# WORK ORDER
Start to finish, the listing must be rewritten exactly.

** EXTRACTED DATA follows **

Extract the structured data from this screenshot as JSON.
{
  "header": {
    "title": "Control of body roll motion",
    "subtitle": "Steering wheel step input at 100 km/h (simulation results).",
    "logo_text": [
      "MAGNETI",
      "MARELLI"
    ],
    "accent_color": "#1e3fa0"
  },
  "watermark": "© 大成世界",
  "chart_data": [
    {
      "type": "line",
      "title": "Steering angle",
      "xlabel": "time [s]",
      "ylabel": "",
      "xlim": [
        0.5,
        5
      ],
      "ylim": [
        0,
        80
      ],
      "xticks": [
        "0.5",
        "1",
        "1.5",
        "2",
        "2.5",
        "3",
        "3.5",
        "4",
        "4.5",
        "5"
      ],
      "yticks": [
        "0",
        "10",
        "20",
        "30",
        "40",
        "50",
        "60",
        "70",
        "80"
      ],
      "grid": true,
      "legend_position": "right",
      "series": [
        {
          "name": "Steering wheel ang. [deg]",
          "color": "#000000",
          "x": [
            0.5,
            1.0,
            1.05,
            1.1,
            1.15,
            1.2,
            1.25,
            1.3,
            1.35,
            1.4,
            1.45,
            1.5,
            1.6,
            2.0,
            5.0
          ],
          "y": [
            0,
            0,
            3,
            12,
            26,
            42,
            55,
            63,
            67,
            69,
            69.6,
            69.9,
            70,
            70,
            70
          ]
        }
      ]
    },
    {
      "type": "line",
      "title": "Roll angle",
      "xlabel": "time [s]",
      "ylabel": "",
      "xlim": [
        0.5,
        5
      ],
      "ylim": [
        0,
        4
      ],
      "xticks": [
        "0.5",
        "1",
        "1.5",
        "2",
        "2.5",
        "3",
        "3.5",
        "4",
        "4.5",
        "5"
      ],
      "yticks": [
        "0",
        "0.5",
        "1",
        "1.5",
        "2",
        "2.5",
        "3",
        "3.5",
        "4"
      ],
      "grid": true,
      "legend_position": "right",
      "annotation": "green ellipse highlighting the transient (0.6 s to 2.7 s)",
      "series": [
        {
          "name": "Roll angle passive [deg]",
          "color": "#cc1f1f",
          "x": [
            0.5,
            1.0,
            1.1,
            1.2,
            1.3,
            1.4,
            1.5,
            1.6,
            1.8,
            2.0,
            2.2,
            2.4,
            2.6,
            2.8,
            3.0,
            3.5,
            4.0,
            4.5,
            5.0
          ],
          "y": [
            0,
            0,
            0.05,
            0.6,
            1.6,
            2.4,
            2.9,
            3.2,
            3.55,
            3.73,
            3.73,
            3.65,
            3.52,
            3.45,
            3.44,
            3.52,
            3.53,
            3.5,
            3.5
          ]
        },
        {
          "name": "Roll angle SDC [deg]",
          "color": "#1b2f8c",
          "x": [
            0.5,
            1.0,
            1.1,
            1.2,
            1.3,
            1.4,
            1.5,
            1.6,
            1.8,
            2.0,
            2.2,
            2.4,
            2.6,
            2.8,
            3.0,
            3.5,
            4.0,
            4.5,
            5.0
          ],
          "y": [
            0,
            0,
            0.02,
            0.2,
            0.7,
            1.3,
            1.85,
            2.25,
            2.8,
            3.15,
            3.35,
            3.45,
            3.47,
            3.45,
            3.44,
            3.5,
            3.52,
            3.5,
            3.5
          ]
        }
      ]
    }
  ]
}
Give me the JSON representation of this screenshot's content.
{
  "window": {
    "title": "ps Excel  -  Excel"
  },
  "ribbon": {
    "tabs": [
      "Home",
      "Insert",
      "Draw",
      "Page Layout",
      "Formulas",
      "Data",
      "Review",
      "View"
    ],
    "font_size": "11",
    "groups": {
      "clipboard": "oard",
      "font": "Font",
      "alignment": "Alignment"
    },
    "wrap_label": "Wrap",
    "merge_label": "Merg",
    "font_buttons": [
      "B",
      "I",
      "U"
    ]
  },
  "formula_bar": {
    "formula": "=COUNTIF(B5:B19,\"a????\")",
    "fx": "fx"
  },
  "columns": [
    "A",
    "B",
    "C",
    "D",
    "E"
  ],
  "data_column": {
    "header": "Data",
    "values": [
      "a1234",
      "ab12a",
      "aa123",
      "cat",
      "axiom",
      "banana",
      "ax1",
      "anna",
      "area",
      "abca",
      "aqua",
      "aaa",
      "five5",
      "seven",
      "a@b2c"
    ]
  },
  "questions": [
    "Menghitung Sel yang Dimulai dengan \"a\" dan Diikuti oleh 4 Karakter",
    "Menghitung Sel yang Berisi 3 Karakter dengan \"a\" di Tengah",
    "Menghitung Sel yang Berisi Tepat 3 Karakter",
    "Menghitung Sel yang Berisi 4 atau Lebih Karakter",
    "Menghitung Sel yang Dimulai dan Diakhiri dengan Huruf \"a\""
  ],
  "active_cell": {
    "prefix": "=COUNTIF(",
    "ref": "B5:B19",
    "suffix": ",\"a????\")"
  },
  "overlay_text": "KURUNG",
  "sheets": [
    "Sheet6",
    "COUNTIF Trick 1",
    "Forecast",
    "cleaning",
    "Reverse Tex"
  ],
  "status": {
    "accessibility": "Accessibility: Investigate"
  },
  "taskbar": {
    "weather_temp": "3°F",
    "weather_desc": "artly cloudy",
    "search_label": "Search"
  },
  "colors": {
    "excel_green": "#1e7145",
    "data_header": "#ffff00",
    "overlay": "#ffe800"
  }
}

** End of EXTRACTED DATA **

# RESPONSE TO THE EXERCISE
Extract the structured data from this screenshot as JSON.
{
  "header": {
    "title": "Control of body roll motion",
    "subtitle": "Steering wheel step input at 100 km/h (simulation results).",
    "logo_text": [
      "MAGNETI",
      "MARELLI"
    ],
    "accent_color": "#1e3fa0"
  },
  "watermark": "© 大成世界",
  "chart_data": [
    {
      "type": "line",
      "title": "Steering angle",
      "xlabel": "time [s]",
      "ylabel": "",
      "xlim": [
        0.5,
        5
      ],
      "ylim": [
        0,
        80
      ],
      "xticks": [
        "0.5",
        "1",
        "1.5",
        "2",
        "2.5",
        "3",
        "3.5",
        "4",
        "4.5",
        "5"
      ],
      "yticks": [
        "0",
        "10",
        "20",
        "30",
        "40",
        "50",
        "60",
        "70",
        "80"
      ],
      "grid": true,
      "legend_position": "right",
      "series": [
        {
          "name": "Steering wheel ang. [deg]",
          "color": "#000000",
          "x": [
            0.5,
            1.0,
            1.05,
            1.1,
            1.15,
            1.2,
            1.25,
            1.3,
            1.35,
            1.4,
            1.45,
            1.5,
            1.6,
            2.0,
            5.0
          ],
          "y": [
            0,
            0,
            3,
            12,
            26,
            42,
            55,
            63,
            67,
            69,
            69.6,
            69.9,
            70,
            70,
            70
          ]
        }
      ]
    },
    {
      "type": "line",
      "title": "Roll angle",
      "xlabel": "time [s]",
      "ylabel": "",
      "xlim": [
        0.5,
        5
      ],
      "ylim": [
        0,
        4
      ],
      "xticks": [
        "0.5",
        "1",
        "1.5",
        "2",
        "2.5",
        "3",
        "3.5",
        "4",
        "4.5",
        "5"
      ],
      "yticks": [
        "0",
        "0.5",
        "1",
        "1.5",
        "2",
        "2.5",
        "3",
        "3.5",
        "4"
      ],
      "grid": true,
      "legend_position": "right",
      "annotation": "green ellipse highlighting the transient (0.6 s to 2.7 s)",
      "series": [
        {
          "name": "Roll angle passive [deg]",
          "color": "#cc1f1f",
          "x": [
            0.5,
            1.0,
            1.1,
            1.2,
            1.3,
            1.4,
            1.5,
            1.6,
            1.8,
            2.0,
            2.2,
            2.4,
            2.6,
            2.8,
            3.0,
            3.5,
            4.0,
            4.5,
            5.0
          ],
          "y": [
            0,
            0,
            0.05,
            0.6,
            1.6,
            2.4,
            2.9,
            3.2,
            3.55,
            3.73,
            3.73,
            3.65,
            3.52,
            3.45,
            3.44,
            3.52,
            3.53,
            3.5,
            3.5
          ]
        },
        {
          "name": "Roll angle SDC [deg]",
          "color": "#1b2f8c",
          "x": [
            0.5,
            1.0,
            1.1,
            1.2,
            1.3,
            1.4,
            1.5,
            1.6,
            1.8,
            2.0,
            2.2,
            2.4,
            2.6,
            2.8,
            3.0,
            3.5,
            4.0,
            4.5,
            5.0
          ],
          "y": [
            0,
            0,
            0.02,
            0.2,
            0.7,
            1.3,
            1.85,
            2.25,
            2.8,
            3.15,
            3.35,
            3.45,
            3.47,
            3.45,
            3.44,
            3.5,
            3.52,
            3.5,
            3.5
          ]
        }
      ]
    }
  ]
}
Give me the JSON representation of this screenshot's content.
{
  "window": {
    "title": "ps Excel  -  Excel"
  },
  "ribbon": {
    "tabs": [
      "Home",
      "Insert",
      "Draw",
      "Page Layout",
      "Formulas",
      "Data",
      "Review",
      "View"
    ],
    "font_size": "11",
    "groups": {
      "clipboard": "oard",
      "font": "Font",
      "alignment": "Alignment"
    },
    "wrap_label": "Wrap",
    "merge_label": "Merg",
    "font_buttons": [
      "B",
      "I",
      "U"
    ]
  },
  "formula_bar": {
    "formula": "=COUNTIF(B5:B19,\"a????\")",
    "fx": "fx"
  },
  "columns": [
    "A",
    "B",
    "C",
    "D",
    "E"
  ],
  "data_column": {
    "header": "Data",
    "values": [
      "a1234",
      "ab12a",
      "aa123",
      "cat",
      "axiom",
      "banana",
      "ax1",
      "anna",
      "area",
      "abca",
      "aqua",
      "aaa",
      "five5",
      "seven",
      "a@b2c"
    ]
  },
  "questions": [
    "Menghitung Sel yang Dimulai dengan \"a\" dan Diikuti oleh 4 Karakter",
    "Menghitung Sel yang Berisi 3 Karakter dengan \"a\" di Tengah",
    "Menghitung Sel yang Berisi Tepat 3 Karakter",
    "Menghitung Sel yang Berisi 4 atau Lebih Karakter",
    "Menghitung Sel yang Dimulai dan Diakhiri dengan Huruf \"a\""
  ],
  "active_cell": {
    "prefix": "=COUNTIF(",
    "ref": "B5:B19",
    "suffix": ",\"a????\")"
  },
  "overlay_text": "KURUNG",
  "sheets": [
    "Sheet6",
    "COUNTIF Trick 1",
    "Forecast",
    "cleaning",
    "Reverse Tex"
  ],
  "status": {
    "accessibility": "Accessibility: Investigate"
  },
  "taskbar": {
    "weather_temp": "3°F",
    "weather_desc": "artly cloudy",
    "search_label": "Search"
  },
  "colors": {
    "excel_green": "#1e7145",
    "data_header": "#ffff00",
    "overlay": "#ffe800"
  }
}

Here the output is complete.